--- Extracted material ---

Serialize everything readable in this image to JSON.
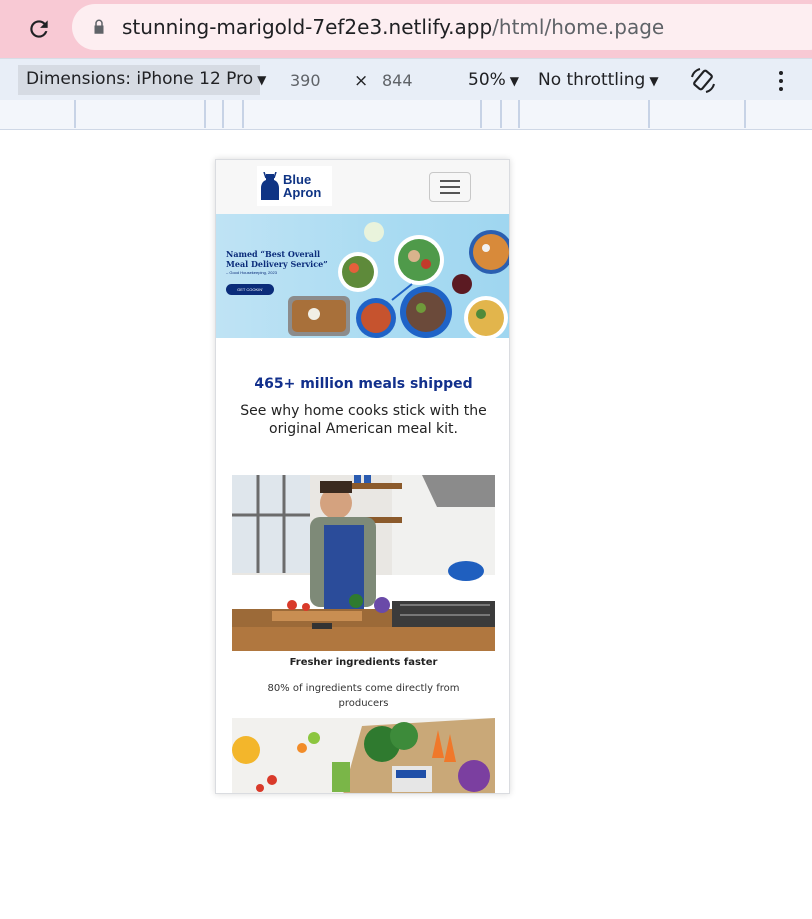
{
  "browser": {
    "url_host": "stunning-marigold-7ef2e3.netlify.app",
    "url_path": "/html/home.page"
  },
  "devtools": {
    "dimensions_label": "Dimensions: iPhone 12 Pro",
    "width_value": "390",
    "times_sign": "×",
    "height_value": "844",
    "zoom_label": "50%",
    "throttling_label": "No throttling"
  },
  "site": {
    "logo_text": "Blue\nApron",
    "hero": {
      "headline": "Named “Best Overall\nMeal Delivery Service”",
      "source": "– Good Housekeeping, 2023",
      "button_label": "GET COOKIN'"
    },
    "stat_title": "465+ million meals shipped",
    "stat_subtitle": "See why home cooks stick with the original American meal kit.",
    "feature": {
      "title": "Fresher ingredients faster",
      "text": "80% of ingredients come directly from producers"
    }
  },
  "colors": {
    "brand_blue": "#12308c",
    "browser_bar": "#f8c9d4"
  },
  "icons": [
    "reload-icon",
    "lock-icon",
    "rotate-icon",
    "more-vert-icon",
    "hamburger-icon",
    "apron-logo-icon"
  ]
}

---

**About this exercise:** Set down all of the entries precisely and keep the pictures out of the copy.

**Result:**
Serialize everything readable in this image to JSON.
{
  "browser": {
    "url_host": "stunning-marigold-7ef2e3.netlify.app",
    "url_path": "/html/home.page"
  },
  "devtools": {
    "dimensions_label": "Dimensions: iPhone 12 Pro",
    "width_value": "390",
    "times_sign": "×",
    "height_value": "844",
    "zoom_label": "50%",
    "throttling_label": "No throttling"
  },
  "site": {
    "logo_text": "Blue\nApron",
    "hero": {
      "headline": "Named “Best Overall\nMeal Delivery Service”",
      "source": "– Good Housekeeping, 2023",
      "button_label": "GET COOKIN'"
    },
    "stat_title": "465+ million meals shipped",
    "stat_subtitle": "See why home cooks stick with the original American meal kit.",
    "feature": {
      "title": "Fresher ingredients faster",
      "text": "80% of ingredients come directly from producers"
    }
  },
  "colors": {
    "brand_blue": "#12308c",
    "browser_bar": "#f8c9d4"
  },
  "icons": [
    "reload-icon",
    "lock-icon",
    "rotate-icon",
    "more-vert-icon",
    "hamburger-icon",
    "apron-logo-icon"
  ]
}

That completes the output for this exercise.